The impact of central bank policy was to reduce investor expectations of risk. If the economy began to sink again, the central banks through their infinite ability to create liquidity would refloat the ship. Therefore in our simple equation, a lower expectation of risk causes the valuation to rise. I strongly believe the impact of this is relatively short term. The reduction in risk expectations is a necessary condition to create growth, but it is not sufficient. We need politicians, corporations, investors and the general public to change policies, business plans, investment horizons and saving/spending habits to improve structural growth.
Perhaps we should not just focus on the whimsical or paradoxical nature of Buzz Lightyear’s catchphrase. Perhaps its greatest impact is its aspirational nature. If the extraordinary concept of reaching infinity is not enough, then I suggest we need to think beyond QE Infinity and focus on long-term sustainable growth.
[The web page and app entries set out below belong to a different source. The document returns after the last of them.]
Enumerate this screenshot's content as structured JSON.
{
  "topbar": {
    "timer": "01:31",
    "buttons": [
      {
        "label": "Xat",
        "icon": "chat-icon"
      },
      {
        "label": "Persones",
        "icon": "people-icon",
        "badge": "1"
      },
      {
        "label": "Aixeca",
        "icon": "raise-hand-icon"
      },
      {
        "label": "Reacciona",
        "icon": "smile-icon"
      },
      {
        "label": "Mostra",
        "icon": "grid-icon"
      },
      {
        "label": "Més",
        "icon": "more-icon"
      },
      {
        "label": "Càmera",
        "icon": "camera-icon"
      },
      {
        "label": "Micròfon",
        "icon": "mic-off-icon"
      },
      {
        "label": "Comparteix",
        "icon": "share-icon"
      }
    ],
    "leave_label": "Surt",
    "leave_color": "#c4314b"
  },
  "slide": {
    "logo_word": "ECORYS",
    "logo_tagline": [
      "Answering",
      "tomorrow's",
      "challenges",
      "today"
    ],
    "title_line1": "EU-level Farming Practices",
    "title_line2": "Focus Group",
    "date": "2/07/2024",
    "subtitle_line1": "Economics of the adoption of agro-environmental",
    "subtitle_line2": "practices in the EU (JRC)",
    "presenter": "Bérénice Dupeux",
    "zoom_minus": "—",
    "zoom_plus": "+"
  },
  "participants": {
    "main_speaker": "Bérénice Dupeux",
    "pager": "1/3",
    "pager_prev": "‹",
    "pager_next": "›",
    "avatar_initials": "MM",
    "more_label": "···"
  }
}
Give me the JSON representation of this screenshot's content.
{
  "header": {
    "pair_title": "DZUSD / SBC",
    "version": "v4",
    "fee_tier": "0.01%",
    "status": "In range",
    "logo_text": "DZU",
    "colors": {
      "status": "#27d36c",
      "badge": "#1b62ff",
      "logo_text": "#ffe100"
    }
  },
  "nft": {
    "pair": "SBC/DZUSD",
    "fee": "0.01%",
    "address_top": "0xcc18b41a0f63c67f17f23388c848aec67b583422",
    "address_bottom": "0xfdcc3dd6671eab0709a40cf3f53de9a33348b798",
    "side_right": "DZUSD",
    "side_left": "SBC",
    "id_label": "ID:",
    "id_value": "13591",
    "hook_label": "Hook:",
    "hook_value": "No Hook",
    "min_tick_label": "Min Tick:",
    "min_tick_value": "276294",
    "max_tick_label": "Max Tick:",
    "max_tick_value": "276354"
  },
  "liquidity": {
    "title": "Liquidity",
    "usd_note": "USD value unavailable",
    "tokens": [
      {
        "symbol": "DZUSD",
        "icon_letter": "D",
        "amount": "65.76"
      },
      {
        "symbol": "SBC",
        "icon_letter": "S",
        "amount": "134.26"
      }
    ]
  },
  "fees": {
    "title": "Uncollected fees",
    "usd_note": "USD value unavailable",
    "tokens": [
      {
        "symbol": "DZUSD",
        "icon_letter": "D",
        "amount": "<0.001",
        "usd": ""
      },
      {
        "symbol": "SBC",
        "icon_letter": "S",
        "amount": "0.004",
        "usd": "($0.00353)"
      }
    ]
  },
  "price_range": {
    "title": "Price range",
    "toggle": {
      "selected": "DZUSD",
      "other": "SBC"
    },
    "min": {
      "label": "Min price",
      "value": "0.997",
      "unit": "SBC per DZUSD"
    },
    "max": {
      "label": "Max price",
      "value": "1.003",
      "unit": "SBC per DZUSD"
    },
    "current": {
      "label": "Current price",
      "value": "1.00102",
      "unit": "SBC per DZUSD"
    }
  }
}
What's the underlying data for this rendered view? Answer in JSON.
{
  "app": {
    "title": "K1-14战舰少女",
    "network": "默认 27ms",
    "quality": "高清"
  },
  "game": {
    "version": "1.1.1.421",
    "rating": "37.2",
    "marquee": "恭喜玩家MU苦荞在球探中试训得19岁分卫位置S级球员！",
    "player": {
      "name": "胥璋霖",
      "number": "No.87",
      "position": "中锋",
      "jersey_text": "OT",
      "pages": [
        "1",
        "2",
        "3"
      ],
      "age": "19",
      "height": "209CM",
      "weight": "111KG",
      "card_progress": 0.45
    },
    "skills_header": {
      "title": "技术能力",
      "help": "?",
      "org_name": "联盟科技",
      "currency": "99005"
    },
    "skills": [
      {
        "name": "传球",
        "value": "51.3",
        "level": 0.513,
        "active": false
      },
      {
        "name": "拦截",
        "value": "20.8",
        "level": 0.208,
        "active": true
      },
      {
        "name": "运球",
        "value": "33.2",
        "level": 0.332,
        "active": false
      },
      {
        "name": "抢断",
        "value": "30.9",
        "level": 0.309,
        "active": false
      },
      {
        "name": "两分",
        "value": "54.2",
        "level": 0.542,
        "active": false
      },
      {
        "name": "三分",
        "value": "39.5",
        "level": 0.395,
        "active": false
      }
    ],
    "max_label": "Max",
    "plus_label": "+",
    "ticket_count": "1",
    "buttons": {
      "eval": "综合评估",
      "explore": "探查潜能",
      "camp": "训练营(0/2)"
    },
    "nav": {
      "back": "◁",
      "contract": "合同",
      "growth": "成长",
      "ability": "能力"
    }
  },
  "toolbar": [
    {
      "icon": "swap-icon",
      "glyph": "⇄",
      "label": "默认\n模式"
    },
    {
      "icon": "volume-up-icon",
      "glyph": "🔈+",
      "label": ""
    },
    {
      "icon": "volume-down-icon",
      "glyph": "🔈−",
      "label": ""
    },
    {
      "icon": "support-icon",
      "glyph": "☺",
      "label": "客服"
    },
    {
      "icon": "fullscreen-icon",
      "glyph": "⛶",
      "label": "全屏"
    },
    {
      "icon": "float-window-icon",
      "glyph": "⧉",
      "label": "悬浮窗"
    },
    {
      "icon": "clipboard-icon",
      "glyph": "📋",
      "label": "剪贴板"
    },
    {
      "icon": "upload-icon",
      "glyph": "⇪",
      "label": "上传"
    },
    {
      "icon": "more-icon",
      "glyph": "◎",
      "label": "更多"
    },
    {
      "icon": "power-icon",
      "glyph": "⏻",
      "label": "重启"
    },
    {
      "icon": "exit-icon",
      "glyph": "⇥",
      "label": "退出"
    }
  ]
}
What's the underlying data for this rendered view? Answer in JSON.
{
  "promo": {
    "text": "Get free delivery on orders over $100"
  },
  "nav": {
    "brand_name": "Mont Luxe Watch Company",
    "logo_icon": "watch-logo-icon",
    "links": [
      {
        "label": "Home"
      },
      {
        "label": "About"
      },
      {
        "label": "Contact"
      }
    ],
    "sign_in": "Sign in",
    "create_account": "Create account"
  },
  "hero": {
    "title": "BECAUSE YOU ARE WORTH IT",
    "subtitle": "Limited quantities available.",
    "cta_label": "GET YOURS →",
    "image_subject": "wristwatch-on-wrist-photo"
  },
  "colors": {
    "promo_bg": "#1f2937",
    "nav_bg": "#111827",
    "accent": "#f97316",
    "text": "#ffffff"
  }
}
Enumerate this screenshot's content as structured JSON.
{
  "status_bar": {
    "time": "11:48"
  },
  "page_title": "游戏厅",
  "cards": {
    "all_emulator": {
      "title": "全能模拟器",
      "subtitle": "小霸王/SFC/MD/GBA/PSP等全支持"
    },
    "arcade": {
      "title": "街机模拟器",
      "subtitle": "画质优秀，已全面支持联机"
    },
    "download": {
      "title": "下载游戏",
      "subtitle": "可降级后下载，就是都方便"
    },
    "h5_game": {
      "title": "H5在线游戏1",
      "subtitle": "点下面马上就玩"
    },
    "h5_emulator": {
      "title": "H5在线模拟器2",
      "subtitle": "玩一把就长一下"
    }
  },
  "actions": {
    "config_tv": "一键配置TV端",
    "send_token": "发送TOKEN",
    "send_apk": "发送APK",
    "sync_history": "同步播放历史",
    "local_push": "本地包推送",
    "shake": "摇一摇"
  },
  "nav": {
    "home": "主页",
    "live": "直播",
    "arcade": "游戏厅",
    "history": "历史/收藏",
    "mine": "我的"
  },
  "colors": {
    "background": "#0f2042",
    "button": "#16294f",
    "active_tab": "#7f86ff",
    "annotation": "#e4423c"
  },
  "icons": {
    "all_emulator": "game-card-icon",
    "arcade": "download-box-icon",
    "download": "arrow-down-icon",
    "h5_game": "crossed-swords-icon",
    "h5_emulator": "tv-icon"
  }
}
The transition from our focus on extraordinary monetary policy may be painful, but it will be worth it.